» **WHAT NEEDS TO BE DONE**:
Would you copy out each line of the records below that includes the word "icon"?

[Collected data entries]
• • •

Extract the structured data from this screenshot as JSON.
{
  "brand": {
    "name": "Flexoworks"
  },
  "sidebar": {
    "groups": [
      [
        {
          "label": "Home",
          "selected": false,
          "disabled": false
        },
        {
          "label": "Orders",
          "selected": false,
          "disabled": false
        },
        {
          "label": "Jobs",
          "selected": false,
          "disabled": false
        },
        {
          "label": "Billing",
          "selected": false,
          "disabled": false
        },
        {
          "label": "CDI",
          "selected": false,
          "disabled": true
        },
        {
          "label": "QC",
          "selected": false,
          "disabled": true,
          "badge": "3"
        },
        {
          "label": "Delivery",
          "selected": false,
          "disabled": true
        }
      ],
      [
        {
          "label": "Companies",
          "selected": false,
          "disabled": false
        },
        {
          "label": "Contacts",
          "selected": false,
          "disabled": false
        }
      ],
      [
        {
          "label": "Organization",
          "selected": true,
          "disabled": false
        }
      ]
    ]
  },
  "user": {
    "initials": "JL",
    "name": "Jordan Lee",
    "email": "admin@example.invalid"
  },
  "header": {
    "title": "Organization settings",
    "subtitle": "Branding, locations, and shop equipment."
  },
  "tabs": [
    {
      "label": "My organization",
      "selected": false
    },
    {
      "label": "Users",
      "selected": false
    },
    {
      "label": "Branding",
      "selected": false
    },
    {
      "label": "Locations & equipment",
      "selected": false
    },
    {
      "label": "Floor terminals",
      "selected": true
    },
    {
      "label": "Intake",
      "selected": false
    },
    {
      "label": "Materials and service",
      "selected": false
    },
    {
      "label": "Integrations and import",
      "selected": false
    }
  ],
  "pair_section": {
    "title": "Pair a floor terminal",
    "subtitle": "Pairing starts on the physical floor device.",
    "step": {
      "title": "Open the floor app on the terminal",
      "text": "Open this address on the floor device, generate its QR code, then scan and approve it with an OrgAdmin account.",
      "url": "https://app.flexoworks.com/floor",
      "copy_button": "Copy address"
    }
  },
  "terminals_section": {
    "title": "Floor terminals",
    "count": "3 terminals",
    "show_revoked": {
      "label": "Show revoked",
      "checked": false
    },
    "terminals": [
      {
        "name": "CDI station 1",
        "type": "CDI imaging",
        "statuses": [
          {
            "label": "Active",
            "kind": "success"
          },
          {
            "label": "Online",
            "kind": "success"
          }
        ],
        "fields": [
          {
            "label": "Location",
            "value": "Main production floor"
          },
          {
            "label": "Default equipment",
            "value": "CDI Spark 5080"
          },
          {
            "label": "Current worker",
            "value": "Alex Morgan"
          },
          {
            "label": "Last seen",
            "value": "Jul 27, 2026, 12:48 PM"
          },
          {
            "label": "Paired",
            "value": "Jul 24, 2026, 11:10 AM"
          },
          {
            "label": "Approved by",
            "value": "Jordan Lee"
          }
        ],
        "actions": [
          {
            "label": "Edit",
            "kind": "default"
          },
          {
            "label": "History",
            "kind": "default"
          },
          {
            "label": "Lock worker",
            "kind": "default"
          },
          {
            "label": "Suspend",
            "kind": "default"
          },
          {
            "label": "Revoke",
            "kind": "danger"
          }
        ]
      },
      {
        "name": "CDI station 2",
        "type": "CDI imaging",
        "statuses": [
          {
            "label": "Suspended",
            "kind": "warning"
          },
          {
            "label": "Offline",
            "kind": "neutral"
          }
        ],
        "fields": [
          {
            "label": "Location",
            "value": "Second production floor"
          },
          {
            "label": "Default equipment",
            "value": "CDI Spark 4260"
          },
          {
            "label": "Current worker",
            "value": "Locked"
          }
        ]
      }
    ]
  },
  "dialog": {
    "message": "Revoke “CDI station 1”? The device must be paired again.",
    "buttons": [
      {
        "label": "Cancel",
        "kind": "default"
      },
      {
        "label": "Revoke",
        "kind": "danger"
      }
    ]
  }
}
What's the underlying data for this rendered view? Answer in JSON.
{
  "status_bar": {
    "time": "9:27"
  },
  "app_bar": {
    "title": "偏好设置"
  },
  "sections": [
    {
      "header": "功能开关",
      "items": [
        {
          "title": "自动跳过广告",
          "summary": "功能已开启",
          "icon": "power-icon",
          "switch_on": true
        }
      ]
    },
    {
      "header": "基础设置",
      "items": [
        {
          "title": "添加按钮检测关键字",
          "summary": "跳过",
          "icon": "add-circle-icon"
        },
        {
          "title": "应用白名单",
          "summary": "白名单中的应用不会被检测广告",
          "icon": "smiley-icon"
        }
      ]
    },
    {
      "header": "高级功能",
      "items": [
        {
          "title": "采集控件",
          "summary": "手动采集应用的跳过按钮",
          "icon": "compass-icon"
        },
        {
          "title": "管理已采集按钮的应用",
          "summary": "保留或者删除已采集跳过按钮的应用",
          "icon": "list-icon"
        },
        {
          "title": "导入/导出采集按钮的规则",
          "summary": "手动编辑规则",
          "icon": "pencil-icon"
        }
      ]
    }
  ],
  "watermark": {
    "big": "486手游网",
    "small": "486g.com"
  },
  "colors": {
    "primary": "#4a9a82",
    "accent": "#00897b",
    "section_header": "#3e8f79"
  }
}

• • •

» **SOLUTION FOR THIS PROBLEM**:
          "icon": "power-icon",
          "icon": "add-circle-icon"
          "icon": "smiley-icon"
          "icon": "compass-icon"
          "icon": "list-icon"
          "icon": "pencil-icon"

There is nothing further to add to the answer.